Can an election unite Sri Lanka? This would be what some groups would have the citizens of the country believe. But the question that needs answering is what has led to the divisions in the country?
Last year saw the 'Aragalaya' lead to Gotabaya Rajapaksa fleeing the country and subsequently resign while hiding overseas. However, this was not before a MP was killed by a mob, another brutally attacked, several dozen houses burnt down, the President's and Prime Minister's offices and residence forcibly occupied and a pitched battle between members of hard-line groups and security forces outside Parliament.
At the height of the protests, the crowds numbered over 100,000. However, they were centered in Colombo. The rest of the country watched on, while they searched for fuel, gas and medicine, all of which were in great shortage. In fact, as the protesters grew more violent, with the burning of private houses, the public outside Colombo looked to distance themselves from the movement. It cannot be forgotten that while a 100,000 took to the streets in anger against the former President and his government, 6.9 million people voted for him and his party. It was an islandwide vote bank. Certainly, his supporters were angry with him, and it became difficult to identify those who voted for him with most choosing to remain silent.
Yet whether this translated into wanting to see a lawfully elected Government removed through assault, destruction of property and occupation of Government buildings is unclear. Certainly, the absence of unifying figure in the position of leadership points to the fact that the country did not know where they wanted to go post-Gota Rajapaksa.
Today, the greater public does not shy away from making it clear that they want nothing to do with politicians nor 'Aragalaya activists'. The country is in the midst of its worst economic crisis. While fuel and gas are easily available, the cost of food has sky-rocketed and medicine is still in short supply. Many people are closely watching whether this Government is capable of obtaining IMF support, with daily news reports on the progress of the discussions.
With the public suffering and the political class being rejected, will a Local Government election solve the country's crisis. Most citizens are unaware of their current Local Government (Pradeshiya Sabha) members. In the rural areas, these members are looked upon scornfully, accused of corruption and thuggery. With over 8,000 members for the entire country, the public will soon be burdened with financing the salaries and perks of a bloated political system.
With many political pundits predicting an election under the current circumstances yielding a voter turnout of less than 50%, it appears unlikely that any clear will emerge from these elections. The result will be hamstrung councils, public servants uncertain of who is in charge and an overall crippling of the public sector.
On the financial side, it is estimated that the election will cost in excess of Rs. 10 billion. With no viable benefits from an election at this stage, is it necessary to hold such an operation?

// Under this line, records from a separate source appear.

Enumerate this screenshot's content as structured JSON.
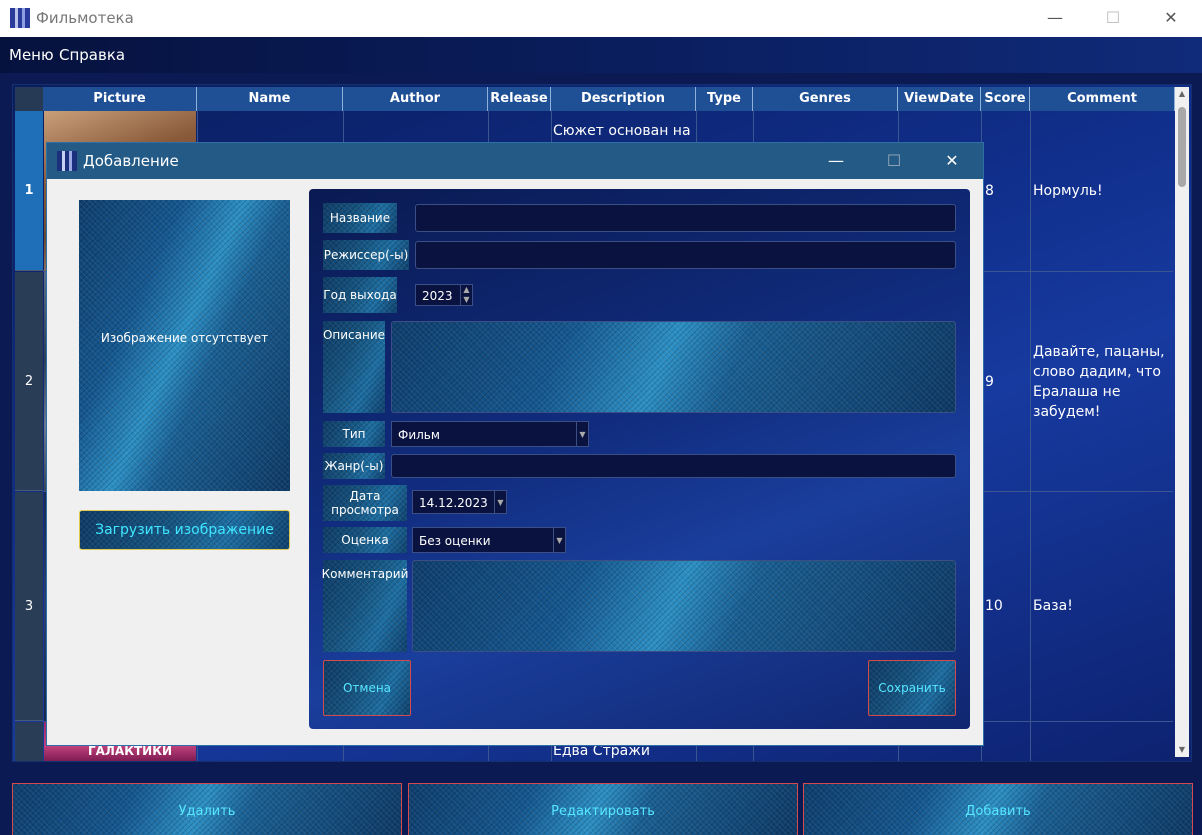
{
  "window": {
    "title": "Фильмотека"
  },
  "menu": [
    "Меню",
    "Справка"
  ],
  "table": {
    "columns": [
      "Picture",
      "Name",
      "Author",
      "Release",
      "Description",
      "Type",
      "Genres",
      "ViewDate",
      "Score",
      "Comment"
    ],
    "rows": [
      {
        "index": "1",
        "description": "Сюжет основан на",
        "score": "8",
        "comment": "Нормуль!"
      },
      {
        "index": "2",
        "description": "",
        "score": "9",
        "comment": "Давайте, пацаны, слово дадим, что Ералаша не забудем!"
      },
      {
        "index": "3",
        "description": "",
        "score": "10",
        "comment": "База!"
      },
      {
        "index": "",
        "description": "Едва Стражи",
        "score": "",
        "comment": ""
      }
    ],
    "poster_caption": "ГАЛАКТИКИ"
  },
  "bottom_buttons": {
    "delete": "Удалить",
    "edit": "Редактировать",
    "add": "Добавить"
  },
  "dialog": {
    "title": "Добавление",
    "image_placeholder": "Изображение отсутствует",
    "load_image_button": "Загрузить изображение",
    "fields": {
      "name_label": "Название",
      "name_value": "",
      "director_label": "Режиссер(-ы)",
      "director_value": "",
      "year_label": "Год выхода",
      "year_value": "2023",
      "description_label": "Описание",
      "type_label": "Тип",
      "type_value": "Фильм",
      "genre_label": "Жанр(-ы)",
      "genre_value": "",
      "viewdate_label": "Дата просмотра",
      "viewdate_value": "14.12.2023",
      "score_label": "Оценка",
      "score_value": "Без оценки",
      "comment_label": "Комментарий"
    },
    "cancel_button": "Отмена",
    "save_button": "Сохранить"
  },
  "colors": {
    "accent_text": "#57e7ff",
    "button_border": "#d44b4b",
    "header_bg": "#1f4f95"
  }
}
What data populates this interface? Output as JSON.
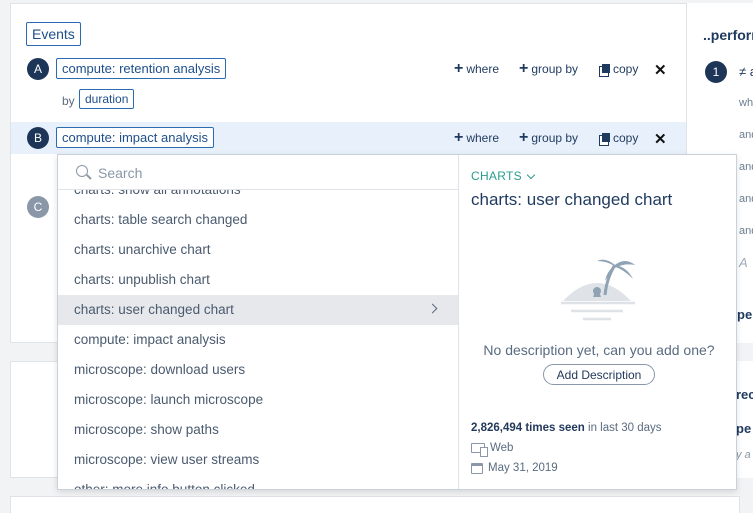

Back in 2015, the Local Government Elections were postponed for up to 3 years, finally being held in 2018. On that occasion, with the economy in a far better situation than it is today, there was little or no public outcry due the absence of the councils. In fact many of the public who had dealt with the councils during this period claimed they operated far better under the stewardship of a commissioner. With the government having now indicated that they are keen to reduce the number of LG members from 8,000 to 4,000, we need to asked whether a delay in the election to ensure a reduction in public expenditure can be achieved should be adopted.
Whatever the outcome, it appears less and less likely that an election which nobody wants, will unite an already fractured country.